++++ DATA FOR REVIEW
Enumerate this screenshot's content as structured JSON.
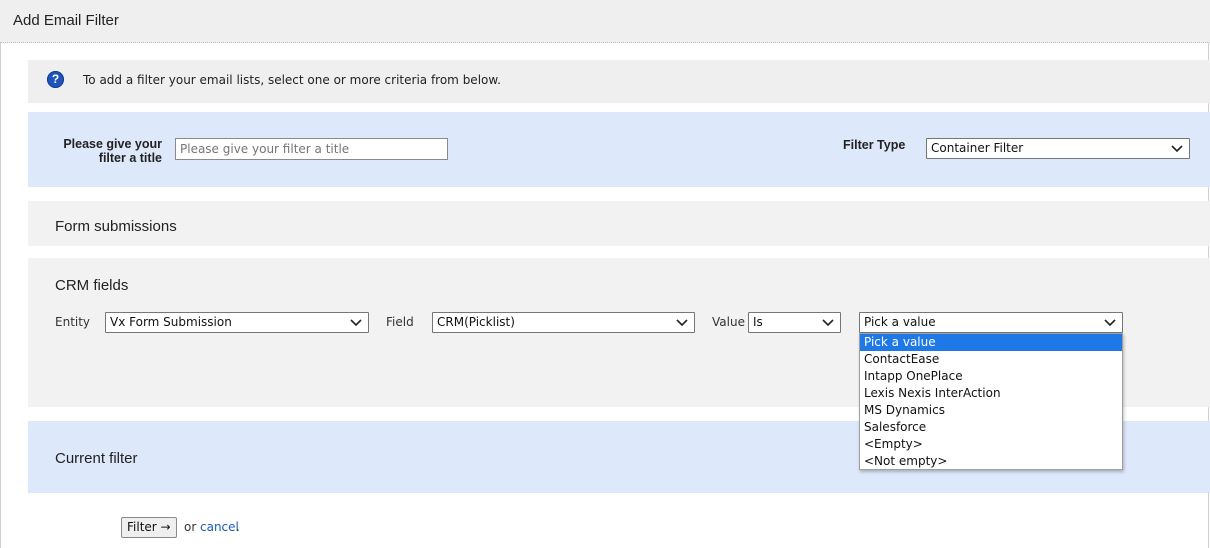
{
  "window": {
    "title": "Add Email Filter"
  },
  "info": {
    "icon": "help-icon",
    "message": "To add a filter your email lists, select one or more criteria from below."
  },
  "title_panel": {
    "title_label_line1": "Please give your",
    "title_label_line2": "filter a title",
    "title_placeholder": "Please give your filter a title",
    "title_value": "",
    "type_label": "Filter Type",
    "type_value": "Container Filter"
  },
  "form_section": {
    "heading": "Form submissions"
  },
  "crm_section": {
    "heading": "CRM fields",
    "entity_label": "Entity",
    "entity_value": "Vx Form Submission",
    "field_label": "Field",
    "field_value": "CRM(Picklist)",
    "value_label": "Value",
    "operator_value": "Is",
    "value_select": "Pick a value",
    "value_options": [
      "Pick a value",
      "ContactEase",
      "Intapp OnePlace",
      "Lexis Nexis InterAction",
      "MS Dynamics",
      "Salesforce",
      "<Empty>",
      "<Not empty>"
    ],
    "selected_option_index": 0
  },
  "current_section": {
    "heading": "Current filter"
  },
  "actions": {
    "filter_button": "Filter →",
    "or_text": "or",
    "cancel_link": "cancel",
    "trailing": "."
  },
  "colors": {
    "accent": "#1e78e6",
    "panel_blue": "#dde8fb",
    "panel_gray": "#f2f2f2",
    "link": "#1a5bb8",
    "help_icon": "#1f55b8"
  }
}
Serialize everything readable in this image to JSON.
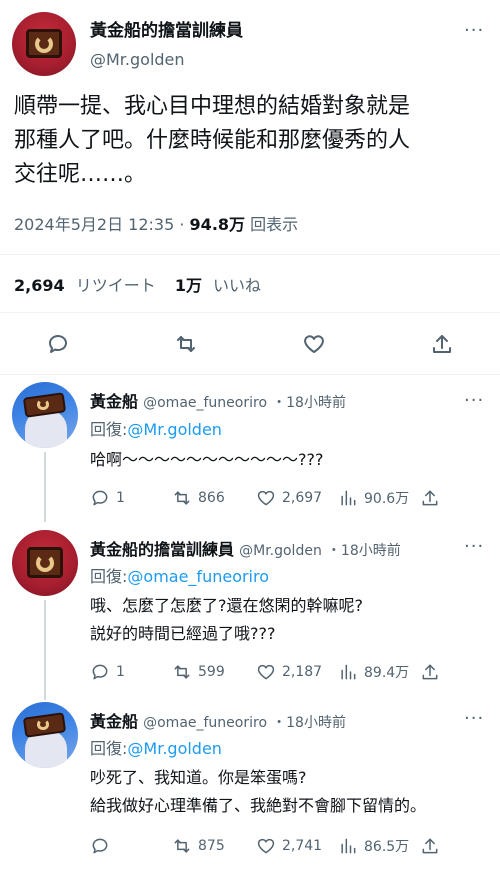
{
  "main_tweet": {
    "author_name": "黃金船的擔當訓練員",
    "author_handle": "@Mr.golden",
    "more": "···",
    "text_lines": [
      "順帶一提、我心目中理想的結婚對象就是",
      "那種人了吧。什麼時候能和那麼優秀的人",
      "交往呢……。"
    ],
    "date": "2024年5月2日 12:35",
    "views_count": "94.8万",
    "views_label": "回表示",
    "retweet_count": "2,694",
    "retweet_label": "リツイート",
    "like_count": "1万",
    "like_label": "いいね"
  },
  "replies": [
    {
      "author_name": "黃金船",
      "author_handle": "@omae_funeoriro",
      "time": "・18小時前",
      "reply_prefix": "回復:",
      "reply_to": "@Mr.golden",
      "text_lines": [
        "哈啊～～～～～～～～～～～???"
      ],
      "replies": "1",
      "retweets": "866",
      "likes": "2,697",
      "views": "90.6万"
    },
    {
      "author_name": "黃金船的擔當訓練員",
      "author_handle": "@Mr.golden",
      "time": "・18小時前",
      "reply_prefix": "回復:",
      "reply_to": "@omae_funeoriro",
      "text_lines": [
        "哦、怎麼了怎麼了?還在悠閑的幹嘛呢?",
        "説好的時間已經過了哦???"
      ],
      "replies": "1",
      "retweets": "599",
      "likes": "2,187",
      "views": "89.4万"
    },
    {
      "author_name": "黃金船",
      "author_handle": "@omae_funeoriro",
      "time": "・18小時前",
      "reply_prefix": "回復:",
      "reply_to": "@Mr.golden",
      "text_lines": [
        "吵死了、我知道。你是笨蛋嗎?",
        "給我做好心理準備了、我絶對不會腳下留情的。"
      ],
      "replies": "",
      "retweets": "875",
      "likes": "2,741",
      "views": "86.5万"
    }
  ],
  "icons": [
    "reply-icon",
    "retweet-icon",
    "like-icon",
    "views-icon",
    "share-icon"
  ]
}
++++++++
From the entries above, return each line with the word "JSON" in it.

Enumerate this screenshot's content as structured JSON.
Serialize everything readable in this image to JSON.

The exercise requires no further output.